If you’re looking forward to a long weekend, you’re in the minority. The number of employers closing for business on Martin Luther King Jr. Day has been inching up in recent years, but it’s still only 32 percent.
Locally, if you work in the corporate office of Costco, Starbucks or Alaska Air, you’ll get Monday off. Nordstrom, Paccar and Amazon don’t take the day off. Neither do Microsoft or Boeing. Microsoft offers employees two extra days to take whenever they want, and Boeing gives employees seven days off at the end of the year.
President Ronald Reagan signed legislation creating the holiday honoring the civil rights leader in 1983 and it was first celebrated in 1986.
Matthew Sottong is with Bloomberg BNA, which tracks observance of the holiday. He says some have come up with unique ways to pay tribute to Dr. King.
"Some employers actually give a floating holiday to enable employees to go and volunteer for a day at a place of their choosing and a time of their choosing that works for them, which is sort of a creative way of observing the holiday," Sottong said.
He says companies with unionized workforces are more likely to observe the holiday. Universities, health care, government and non-profits are the most likely to take Martin Luther King Jr. Day off. Manufacturing companies are the least likely – only 7 percent of them do.
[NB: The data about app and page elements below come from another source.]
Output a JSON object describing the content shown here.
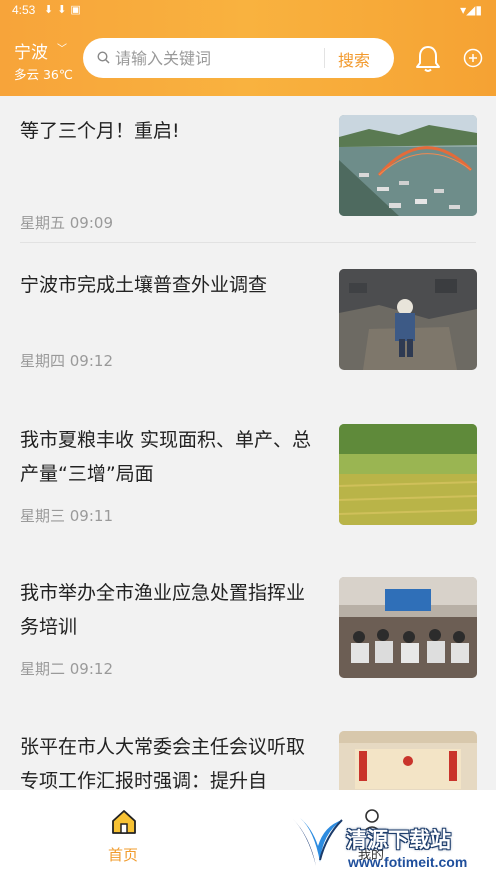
{
  "status_bar": {
    "time": "4:53"
  },
  "location": {
    "city": "宁波",
    "weather": "多云 36℃"
  },
  "search": {
    "placeholder": "请输入关键词",
    "button_label": "搜索"
  },
  "feed": [
    {
      "title": "等了三个月！重启!",
      "time": "星期五 09:09",
      "image": "bridge-boats-aerial"
    },
    {
      "title": "宁波市完成土壤普查外业调查",
      "time": "星期四 09:12",
      "image": "soil-survey-worker"
    },
    {
      "title": "我市夏粮丰收 实现面积、单产、总产量“三增”局面",
      "time": "星期三 09:11",
      "image": "rice-field"
    },
    {
      "title": "我市举办全市渔业应急处置指挥业务培训",
      "time": "星期二 09:12",
      "image": "training-meeting-hall"
    },
    {
      "title": "张平在市人大常委会主任会议听取专项工作汇报时强调：提升自",
      "time": "",
      "image": "conference-stage"
    }
  ],
  "tabbar": {
    "home_label": "首页",
    "mine_label": "我的"
  },
  "watermark": {
    "name": "清源下载站",
    "url": "www.fotimeit.com"
  },
  "colors": {
    "accent": "#f5a233",
    "accent_text": "#f19c2e",
    "background": "#f2f2f2"
  }
}
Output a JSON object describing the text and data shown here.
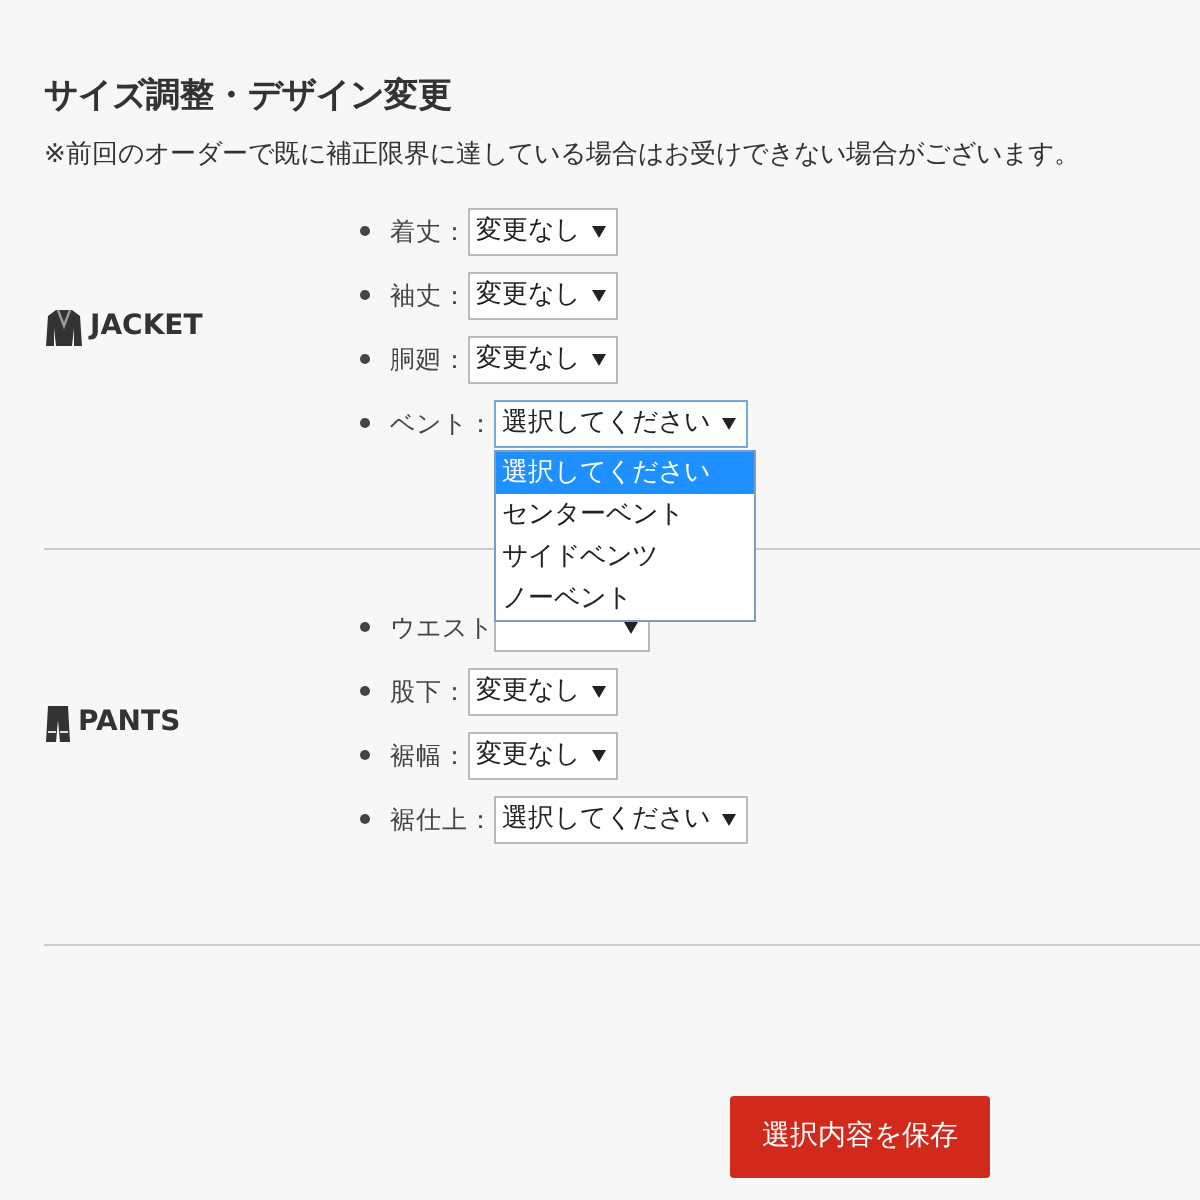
{
  "title": "サイズ調整・デザイン変更",
  "note": "※前回のオーダーで既に補正限界に達している場合はお受けできない場合がございます。",
  "sections": [
    {
      "kind": "jacket",
      "label": "JACKET",
      "fields": [
        {
          "label": "着丈：",
          "value": "変更なし",
          "expanded": false
        },
        {
          "label": "袖丈：",
          "value": "変更なし",
          "expanded": false
        },
        {
          "label": "胴廻：",
          "value": "変更なし",
          "expanded": false
        },
        {
          "label": "ベント：",
          "value": "選択してください",
          "expanded": true,
          "options": [
            {
              "label": "選択してください",
              "selected": true
            },
            {
              "label": "センターベント",
              "selected": false
            },
            {
              "label": "サイドベンツ",
              "selected": false
            },
            {
              "label": "ノーベント",
              "selected": false
            }
          ]
        }
      ]
    },
    {
      "kind": "pants",
      "label": "PANTS",
      "fields": [
        {
          "label": "ウエスト",
          "expanded": false
        },
        {
          "label": "股下：",
          "value": "変更なし",
          "expanded": false
        },
        {
          "label": "裾幅：",
          "value": "変更なし",
          "expanded": false
        },
        {
          "label": "裾仕上：",
          "value": "選択してください",
          "expanded": false
        }
      ]
    }
  ],
  "save_button": "選択内容を保存"
}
A Starbucks spokeswoman says it’s up to each café’s management whether to open or not – and employees that work are paid time and a half.